(Records to use Opens)
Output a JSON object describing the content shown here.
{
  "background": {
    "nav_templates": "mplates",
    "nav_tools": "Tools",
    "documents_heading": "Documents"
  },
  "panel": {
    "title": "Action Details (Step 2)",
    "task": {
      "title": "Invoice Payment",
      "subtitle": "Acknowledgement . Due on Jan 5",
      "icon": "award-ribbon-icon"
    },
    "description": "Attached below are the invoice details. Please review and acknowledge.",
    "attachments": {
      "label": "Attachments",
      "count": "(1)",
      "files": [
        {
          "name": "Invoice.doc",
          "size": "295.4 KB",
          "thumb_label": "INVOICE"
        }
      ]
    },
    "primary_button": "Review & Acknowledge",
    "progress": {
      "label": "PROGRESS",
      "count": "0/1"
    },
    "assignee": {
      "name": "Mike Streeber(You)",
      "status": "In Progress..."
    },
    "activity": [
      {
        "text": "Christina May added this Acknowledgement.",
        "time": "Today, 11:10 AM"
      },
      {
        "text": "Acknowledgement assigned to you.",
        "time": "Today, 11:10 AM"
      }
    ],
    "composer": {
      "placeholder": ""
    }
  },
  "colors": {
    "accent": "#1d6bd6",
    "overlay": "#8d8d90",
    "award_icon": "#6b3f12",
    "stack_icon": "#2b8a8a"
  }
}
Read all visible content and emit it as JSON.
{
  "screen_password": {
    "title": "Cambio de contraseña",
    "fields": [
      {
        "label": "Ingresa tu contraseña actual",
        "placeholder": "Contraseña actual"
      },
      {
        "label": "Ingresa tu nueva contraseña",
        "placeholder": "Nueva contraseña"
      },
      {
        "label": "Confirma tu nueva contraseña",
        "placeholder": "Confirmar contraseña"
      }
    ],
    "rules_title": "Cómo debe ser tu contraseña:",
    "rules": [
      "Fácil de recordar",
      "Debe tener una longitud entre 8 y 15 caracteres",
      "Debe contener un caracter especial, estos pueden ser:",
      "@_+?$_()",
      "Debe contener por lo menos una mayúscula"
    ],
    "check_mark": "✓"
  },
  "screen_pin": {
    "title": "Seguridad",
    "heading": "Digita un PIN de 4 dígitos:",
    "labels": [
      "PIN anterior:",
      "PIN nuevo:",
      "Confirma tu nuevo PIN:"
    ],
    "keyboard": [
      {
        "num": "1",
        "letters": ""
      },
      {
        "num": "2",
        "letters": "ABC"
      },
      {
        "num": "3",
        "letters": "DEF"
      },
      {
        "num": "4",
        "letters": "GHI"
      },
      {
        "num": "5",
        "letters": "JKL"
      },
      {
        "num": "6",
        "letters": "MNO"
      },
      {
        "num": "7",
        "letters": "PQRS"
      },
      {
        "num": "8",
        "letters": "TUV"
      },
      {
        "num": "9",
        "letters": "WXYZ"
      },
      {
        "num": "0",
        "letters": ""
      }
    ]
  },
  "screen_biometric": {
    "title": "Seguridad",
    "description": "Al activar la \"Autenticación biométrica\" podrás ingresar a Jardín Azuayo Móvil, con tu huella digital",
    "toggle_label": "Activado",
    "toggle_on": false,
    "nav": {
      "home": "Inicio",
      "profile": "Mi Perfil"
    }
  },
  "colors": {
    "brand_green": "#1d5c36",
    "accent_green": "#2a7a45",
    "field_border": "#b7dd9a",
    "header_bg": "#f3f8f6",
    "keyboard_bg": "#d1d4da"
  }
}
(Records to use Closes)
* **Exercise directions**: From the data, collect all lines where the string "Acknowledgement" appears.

* **Response to the exercise**:
      "subtitle": "Acknowledgement . Due on Jan 5",
        "text": "Christina May added this Acknowledgement.",
        "text": "Acknowledgement assigned to you.",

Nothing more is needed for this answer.